| ACTIVITY |
Return every record exactly as it appears. Leave nothing out.
----- SOURCE MATERIAL -----
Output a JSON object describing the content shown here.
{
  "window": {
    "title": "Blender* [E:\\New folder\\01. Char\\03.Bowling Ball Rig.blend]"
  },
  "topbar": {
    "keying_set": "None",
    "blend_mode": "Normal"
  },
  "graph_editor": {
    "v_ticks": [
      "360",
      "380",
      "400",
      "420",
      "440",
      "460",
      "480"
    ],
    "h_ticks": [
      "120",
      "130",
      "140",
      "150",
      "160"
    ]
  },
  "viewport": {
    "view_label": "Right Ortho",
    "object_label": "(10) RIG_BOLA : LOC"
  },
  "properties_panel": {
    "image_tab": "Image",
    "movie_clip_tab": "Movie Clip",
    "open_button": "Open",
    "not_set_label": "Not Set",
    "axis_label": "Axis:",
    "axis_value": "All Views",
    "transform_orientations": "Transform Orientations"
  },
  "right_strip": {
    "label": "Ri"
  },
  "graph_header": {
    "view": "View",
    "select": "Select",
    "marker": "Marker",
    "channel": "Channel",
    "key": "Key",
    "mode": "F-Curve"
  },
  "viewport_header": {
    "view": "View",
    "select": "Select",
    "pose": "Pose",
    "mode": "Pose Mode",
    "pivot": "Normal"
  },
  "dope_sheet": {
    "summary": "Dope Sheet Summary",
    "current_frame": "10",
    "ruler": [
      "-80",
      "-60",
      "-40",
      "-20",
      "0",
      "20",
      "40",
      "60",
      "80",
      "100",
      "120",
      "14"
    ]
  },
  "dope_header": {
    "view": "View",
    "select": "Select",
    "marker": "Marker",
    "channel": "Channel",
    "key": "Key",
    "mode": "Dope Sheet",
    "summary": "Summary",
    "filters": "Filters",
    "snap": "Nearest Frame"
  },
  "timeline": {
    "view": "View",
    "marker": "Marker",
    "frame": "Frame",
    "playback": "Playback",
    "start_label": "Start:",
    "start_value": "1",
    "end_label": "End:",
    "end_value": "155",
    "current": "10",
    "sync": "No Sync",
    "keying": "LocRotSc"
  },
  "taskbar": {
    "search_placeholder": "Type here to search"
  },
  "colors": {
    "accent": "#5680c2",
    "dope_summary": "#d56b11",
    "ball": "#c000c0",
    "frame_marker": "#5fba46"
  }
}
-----
| PROBLEM SOLUTION |
Output a JSON object describing the content shown here.
{
  "window": {
    "title": "Blender* [E:\\New folder\\01. Char\\03.Bowling Ball Rig.blend]"
  },
  "topbar": {
    "keying_set": "None",
    "blend_mode": "Normal"
  },
  "graph_editor": {
    "v_ticks": [
      "360",
      "380",
      "400",
      "420",
      "440",
      "460",
      "480"
    ],
    "h_ticks": [
      "120",
      "130",
      "140",
      "150",
      "160"
    ]
  },
  "viewport": {
    "view_label": "Right Ortho",
    "object_label": "(10) RIG_BOLA : LOC"
  },
  "properties_panel": {
    "image_tab": "Image",
    "movie_clip_tab": "Movie Clip",
    "open_button": "Open",
    "not_set_label": "Not Set",
    "axis_label": "Axis:",
    "axis_value": "All Views",
    "transform_orientations": "Transform Orientations"
  },
  "right_strip": {
    "label": "Ri"
  },
  "graph_header": {
    "view": "View",
    "select": "Select",
    "marker": "Marker",
    "channel": "Channel",
    "key": "Key",
    "mode": "F-Curve"
  },
  "viewport_header": {
    "view": "View",
    "select": "Select",
    "pose": "Pose",
    "mode": "Pose Mode",
    "pivot": "Normal"
  },
  "dope_sheet": {
    "summary": "Dope Sheet Summary",
    "current_frame": "10",
    "ruler": [
      "-80",
      "-60",
      "-40",
      "-20",
      "0",
      "20",
      "40",
      "60",
      "80",
      "100",
      "120",
      "14"
    ]
  },
  "dope_header": {
    "view": "View",
    "select": "Select",
    "marker": "Marker",
    "channel": "Channel",
    "key": "Key",
    "mode": "Dope Sheet",
    "summary": "Summary",
    "filters": "Filters",
    "snap": "Nearest Frame"
  },
  "timeline": {
    "view": "View",
    "marker": "Marker",
    "frame": "Frame",
    "playback": "Playback",
    "start_label": "Start:",
    "start_value": "1",
    "end_label": "End:",
    "end_value": "155",
    "current": "10",
    "sync": "No Sync",
    "keying": "LocRotSc"
  },
  "taskbar": {
    "search_placeholder": "Type here to search"
  },
  "colors": {
    "accent": "#5680c2",
    "dope_summary": "#d56b11",
    "ball": "#c000c0",
    "frame_marker": "#5fba46"
  }
}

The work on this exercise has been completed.